# [DATA FOR REVIEW]
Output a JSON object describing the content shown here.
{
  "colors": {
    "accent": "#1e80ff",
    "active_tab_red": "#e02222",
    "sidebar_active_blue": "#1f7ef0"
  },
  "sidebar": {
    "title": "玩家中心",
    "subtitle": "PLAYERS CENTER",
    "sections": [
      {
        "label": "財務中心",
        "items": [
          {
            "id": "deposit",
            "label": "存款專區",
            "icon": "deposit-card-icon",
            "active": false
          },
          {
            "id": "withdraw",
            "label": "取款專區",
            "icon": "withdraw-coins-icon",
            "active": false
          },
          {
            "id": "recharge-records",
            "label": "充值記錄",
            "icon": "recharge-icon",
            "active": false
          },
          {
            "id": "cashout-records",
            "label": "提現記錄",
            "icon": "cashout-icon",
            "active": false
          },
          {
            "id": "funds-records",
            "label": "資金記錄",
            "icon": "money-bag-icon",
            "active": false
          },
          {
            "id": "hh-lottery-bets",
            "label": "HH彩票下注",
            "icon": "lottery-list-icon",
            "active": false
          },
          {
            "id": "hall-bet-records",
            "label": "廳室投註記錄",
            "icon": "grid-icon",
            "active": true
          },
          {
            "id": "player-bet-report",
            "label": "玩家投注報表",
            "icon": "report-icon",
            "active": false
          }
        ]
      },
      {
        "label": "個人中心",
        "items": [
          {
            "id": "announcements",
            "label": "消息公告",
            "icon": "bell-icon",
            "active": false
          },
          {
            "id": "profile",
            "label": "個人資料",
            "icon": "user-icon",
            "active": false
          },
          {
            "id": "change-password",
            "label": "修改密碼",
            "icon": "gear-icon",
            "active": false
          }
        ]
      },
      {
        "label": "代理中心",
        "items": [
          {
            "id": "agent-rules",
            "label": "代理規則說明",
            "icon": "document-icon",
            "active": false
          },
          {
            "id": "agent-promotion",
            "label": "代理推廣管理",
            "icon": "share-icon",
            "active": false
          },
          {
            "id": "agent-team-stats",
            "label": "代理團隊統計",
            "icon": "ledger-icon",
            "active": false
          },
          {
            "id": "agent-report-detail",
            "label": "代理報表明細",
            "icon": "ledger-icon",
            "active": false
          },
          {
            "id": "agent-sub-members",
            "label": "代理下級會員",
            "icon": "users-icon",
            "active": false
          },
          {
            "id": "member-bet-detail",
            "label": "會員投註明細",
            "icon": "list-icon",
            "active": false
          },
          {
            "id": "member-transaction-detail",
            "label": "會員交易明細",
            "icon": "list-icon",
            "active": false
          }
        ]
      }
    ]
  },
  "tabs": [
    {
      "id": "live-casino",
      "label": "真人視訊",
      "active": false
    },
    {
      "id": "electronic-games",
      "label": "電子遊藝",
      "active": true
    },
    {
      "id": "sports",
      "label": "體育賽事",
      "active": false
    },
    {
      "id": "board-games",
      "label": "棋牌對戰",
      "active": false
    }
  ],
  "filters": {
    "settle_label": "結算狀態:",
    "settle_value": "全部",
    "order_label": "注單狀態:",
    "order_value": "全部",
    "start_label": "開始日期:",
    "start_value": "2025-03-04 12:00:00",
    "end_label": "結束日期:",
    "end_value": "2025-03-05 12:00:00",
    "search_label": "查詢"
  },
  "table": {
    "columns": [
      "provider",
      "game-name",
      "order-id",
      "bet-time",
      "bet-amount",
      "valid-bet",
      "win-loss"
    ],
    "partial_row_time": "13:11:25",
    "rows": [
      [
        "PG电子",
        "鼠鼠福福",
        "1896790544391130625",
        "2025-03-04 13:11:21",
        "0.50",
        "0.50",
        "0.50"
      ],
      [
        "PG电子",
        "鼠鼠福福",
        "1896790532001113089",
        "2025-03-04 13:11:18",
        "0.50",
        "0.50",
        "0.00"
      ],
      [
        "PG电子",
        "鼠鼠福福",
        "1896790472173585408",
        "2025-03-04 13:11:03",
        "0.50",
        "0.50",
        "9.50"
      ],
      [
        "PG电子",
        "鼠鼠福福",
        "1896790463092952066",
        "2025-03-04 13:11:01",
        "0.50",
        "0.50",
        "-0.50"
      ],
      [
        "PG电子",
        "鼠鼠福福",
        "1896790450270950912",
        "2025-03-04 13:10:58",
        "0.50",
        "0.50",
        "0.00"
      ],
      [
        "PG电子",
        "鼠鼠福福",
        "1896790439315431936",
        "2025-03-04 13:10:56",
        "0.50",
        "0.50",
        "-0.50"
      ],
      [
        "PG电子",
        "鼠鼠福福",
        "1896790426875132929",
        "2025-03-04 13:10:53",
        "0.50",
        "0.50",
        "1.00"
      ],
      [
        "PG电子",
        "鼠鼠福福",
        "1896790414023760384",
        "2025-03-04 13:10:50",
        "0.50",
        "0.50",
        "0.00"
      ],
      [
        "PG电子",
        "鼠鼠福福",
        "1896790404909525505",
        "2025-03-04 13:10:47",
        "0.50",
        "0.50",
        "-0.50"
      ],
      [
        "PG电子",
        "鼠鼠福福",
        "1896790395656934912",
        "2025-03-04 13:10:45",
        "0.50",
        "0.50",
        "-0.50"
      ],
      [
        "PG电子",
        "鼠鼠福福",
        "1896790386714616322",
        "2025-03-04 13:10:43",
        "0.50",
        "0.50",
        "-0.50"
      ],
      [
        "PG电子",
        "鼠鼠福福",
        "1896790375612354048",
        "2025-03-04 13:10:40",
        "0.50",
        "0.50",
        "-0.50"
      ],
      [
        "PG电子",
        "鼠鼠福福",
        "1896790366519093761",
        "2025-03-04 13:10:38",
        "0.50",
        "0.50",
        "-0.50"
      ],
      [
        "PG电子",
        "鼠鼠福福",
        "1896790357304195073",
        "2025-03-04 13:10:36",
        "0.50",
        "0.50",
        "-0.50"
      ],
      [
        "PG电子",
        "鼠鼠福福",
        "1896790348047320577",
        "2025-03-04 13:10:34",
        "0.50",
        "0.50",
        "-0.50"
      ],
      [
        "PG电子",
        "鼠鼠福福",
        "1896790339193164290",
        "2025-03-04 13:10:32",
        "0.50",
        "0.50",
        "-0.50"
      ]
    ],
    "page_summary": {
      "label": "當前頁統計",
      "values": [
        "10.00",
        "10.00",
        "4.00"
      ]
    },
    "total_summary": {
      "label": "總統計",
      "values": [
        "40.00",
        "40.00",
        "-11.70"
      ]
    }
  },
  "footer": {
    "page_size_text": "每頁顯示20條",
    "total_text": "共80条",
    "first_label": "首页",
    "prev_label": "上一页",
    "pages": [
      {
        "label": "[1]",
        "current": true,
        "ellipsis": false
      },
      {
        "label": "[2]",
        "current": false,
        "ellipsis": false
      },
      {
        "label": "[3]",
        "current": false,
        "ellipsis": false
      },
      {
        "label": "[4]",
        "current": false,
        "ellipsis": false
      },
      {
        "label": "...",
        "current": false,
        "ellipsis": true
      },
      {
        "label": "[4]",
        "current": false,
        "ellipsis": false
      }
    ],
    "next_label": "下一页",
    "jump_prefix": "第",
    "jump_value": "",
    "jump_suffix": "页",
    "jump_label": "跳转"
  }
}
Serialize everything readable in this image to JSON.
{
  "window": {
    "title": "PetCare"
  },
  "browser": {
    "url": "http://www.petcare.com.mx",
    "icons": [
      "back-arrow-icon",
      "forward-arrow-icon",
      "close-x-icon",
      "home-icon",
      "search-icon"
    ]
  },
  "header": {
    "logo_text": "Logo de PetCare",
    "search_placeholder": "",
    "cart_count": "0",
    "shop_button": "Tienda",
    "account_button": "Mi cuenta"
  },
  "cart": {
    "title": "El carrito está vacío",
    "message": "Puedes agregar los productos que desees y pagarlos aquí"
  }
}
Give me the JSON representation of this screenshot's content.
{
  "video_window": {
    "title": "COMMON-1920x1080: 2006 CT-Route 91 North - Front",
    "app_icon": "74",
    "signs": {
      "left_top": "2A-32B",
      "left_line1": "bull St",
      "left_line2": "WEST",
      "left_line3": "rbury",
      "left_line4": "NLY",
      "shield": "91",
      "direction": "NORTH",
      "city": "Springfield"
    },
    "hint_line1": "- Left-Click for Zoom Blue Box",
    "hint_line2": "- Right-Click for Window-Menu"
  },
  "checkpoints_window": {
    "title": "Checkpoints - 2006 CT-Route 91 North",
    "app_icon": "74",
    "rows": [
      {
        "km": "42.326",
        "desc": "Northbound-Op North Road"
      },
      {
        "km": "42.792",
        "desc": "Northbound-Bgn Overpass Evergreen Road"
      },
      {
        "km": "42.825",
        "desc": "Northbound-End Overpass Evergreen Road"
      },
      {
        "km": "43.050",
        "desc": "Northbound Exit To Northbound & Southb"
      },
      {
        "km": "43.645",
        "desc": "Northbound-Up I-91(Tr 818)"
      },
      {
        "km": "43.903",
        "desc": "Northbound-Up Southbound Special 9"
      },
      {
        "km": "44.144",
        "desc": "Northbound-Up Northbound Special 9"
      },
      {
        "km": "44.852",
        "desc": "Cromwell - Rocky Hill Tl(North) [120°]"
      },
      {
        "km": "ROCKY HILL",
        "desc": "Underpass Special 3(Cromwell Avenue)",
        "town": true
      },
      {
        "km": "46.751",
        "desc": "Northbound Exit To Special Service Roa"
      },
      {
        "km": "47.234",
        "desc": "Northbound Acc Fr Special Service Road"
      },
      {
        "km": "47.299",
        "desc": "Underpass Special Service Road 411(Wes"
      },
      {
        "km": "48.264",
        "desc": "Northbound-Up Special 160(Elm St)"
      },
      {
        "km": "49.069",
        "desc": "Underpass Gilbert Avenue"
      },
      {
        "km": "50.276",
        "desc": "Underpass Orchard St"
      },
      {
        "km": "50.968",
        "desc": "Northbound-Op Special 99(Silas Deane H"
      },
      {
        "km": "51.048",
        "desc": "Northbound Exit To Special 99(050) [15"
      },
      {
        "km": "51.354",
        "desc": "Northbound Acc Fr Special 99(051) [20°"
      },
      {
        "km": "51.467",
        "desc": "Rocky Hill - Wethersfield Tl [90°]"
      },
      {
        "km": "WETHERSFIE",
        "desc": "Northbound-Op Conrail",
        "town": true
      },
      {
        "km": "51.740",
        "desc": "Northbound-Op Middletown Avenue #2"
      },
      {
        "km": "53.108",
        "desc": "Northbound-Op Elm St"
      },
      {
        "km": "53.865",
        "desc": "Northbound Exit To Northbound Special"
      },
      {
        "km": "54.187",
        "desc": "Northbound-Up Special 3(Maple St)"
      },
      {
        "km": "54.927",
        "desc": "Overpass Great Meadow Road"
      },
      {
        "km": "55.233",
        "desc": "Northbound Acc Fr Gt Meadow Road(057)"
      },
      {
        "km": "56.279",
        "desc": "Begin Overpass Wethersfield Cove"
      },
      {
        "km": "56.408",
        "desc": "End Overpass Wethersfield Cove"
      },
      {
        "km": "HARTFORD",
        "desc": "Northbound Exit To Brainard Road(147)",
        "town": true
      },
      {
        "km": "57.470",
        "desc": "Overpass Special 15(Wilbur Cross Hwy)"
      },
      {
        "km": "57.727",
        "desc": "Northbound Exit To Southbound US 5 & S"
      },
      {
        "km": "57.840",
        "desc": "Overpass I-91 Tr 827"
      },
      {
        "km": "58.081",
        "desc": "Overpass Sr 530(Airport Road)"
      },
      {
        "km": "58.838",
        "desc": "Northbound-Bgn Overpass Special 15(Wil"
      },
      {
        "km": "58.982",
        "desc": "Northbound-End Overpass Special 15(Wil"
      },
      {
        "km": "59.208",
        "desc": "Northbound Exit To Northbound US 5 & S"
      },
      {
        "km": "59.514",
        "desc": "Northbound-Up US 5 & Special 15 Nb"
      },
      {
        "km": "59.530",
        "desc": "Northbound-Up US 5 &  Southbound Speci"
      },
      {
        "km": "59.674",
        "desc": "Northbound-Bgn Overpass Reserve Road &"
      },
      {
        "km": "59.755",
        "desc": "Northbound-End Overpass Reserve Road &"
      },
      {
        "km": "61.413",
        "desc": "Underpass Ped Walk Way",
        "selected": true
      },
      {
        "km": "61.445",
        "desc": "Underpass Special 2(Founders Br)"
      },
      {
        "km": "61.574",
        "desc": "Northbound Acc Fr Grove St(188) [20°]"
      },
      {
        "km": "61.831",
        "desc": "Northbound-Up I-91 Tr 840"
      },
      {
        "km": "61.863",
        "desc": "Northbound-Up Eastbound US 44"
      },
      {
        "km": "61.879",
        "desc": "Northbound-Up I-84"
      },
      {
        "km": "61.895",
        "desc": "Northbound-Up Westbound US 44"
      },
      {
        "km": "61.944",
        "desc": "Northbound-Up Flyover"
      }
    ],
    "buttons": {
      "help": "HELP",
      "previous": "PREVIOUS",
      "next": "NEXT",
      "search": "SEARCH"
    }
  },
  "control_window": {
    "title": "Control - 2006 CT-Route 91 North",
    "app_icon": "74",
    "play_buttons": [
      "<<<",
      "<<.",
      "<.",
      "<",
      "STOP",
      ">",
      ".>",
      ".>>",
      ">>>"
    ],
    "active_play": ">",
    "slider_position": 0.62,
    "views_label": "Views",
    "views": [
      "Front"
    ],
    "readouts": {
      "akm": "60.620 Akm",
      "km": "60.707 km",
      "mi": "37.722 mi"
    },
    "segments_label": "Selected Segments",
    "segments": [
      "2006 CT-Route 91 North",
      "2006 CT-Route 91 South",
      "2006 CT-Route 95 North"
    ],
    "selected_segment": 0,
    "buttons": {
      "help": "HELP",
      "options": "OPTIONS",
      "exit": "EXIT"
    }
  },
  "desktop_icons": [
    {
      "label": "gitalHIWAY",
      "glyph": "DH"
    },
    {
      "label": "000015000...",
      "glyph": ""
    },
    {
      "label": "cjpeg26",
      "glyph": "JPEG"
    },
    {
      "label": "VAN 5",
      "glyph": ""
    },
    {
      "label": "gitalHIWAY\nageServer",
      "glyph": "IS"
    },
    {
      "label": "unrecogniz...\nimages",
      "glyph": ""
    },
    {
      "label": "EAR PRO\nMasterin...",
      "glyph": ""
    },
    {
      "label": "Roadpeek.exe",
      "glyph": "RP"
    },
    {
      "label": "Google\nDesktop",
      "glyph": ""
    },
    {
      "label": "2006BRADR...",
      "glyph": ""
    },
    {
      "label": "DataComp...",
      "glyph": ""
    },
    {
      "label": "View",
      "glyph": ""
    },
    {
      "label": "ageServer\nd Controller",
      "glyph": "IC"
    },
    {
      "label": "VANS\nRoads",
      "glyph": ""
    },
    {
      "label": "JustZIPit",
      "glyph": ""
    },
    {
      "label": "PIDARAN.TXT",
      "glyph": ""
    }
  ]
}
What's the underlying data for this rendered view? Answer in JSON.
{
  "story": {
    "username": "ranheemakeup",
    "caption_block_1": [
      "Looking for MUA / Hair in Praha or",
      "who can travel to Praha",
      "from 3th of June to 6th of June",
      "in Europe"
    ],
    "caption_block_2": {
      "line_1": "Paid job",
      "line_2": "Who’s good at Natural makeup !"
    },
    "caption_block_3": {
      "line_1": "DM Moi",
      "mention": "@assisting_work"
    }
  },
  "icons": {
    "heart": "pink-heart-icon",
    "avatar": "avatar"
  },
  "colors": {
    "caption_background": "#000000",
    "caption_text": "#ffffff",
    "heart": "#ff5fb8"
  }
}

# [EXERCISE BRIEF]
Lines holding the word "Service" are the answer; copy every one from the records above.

# [RESPONSE TO THE TASK]
        "desc": "Northbound Exit To Special Service Roa"
        "desc": "Northbound Acc Fr Special Service Road"
        "desc": "Underpass Special Service Road 411(Wes"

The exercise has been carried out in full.